Gather from the listing below each line that includes the word "December", and copy it.

* [Task input]
━━━━━━━━━━━━━━━━
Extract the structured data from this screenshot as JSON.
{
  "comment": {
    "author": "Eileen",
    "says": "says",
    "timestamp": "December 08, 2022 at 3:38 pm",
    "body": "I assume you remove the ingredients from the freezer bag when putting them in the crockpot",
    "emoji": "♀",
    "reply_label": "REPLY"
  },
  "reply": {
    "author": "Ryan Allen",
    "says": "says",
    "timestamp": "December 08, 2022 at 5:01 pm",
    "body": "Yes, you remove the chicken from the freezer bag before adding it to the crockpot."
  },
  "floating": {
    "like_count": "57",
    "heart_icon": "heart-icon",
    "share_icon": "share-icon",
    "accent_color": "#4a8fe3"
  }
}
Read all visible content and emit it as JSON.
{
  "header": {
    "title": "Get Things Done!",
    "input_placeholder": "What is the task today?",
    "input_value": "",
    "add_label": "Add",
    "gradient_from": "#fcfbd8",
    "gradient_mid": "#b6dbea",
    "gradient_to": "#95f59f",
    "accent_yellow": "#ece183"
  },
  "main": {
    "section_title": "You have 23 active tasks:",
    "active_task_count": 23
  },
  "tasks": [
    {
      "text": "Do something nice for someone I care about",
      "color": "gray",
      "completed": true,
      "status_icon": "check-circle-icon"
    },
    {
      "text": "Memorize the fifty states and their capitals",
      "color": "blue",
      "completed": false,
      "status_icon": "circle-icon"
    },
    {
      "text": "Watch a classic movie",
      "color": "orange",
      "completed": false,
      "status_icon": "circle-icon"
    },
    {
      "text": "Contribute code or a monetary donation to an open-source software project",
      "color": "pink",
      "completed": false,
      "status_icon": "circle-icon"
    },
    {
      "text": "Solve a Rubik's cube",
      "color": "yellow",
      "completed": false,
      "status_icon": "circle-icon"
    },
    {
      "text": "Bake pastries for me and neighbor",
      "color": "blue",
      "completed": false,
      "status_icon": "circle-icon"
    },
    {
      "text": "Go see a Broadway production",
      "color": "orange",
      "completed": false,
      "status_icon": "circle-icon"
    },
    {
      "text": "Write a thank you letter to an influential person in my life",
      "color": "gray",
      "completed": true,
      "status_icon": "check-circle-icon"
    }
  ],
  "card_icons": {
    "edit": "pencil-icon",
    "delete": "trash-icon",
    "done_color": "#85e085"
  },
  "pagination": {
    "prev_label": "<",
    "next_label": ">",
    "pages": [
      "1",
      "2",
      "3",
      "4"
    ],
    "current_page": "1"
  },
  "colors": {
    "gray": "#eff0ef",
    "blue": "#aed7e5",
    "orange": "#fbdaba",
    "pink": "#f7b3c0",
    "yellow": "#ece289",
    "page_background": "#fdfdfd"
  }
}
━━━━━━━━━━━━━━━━
* [Answer to the exercise]
    "timestamp": "December 08, 2022 at 3:38 pm",
    "timestamp": "December 08, 2022 at 5:01 pm",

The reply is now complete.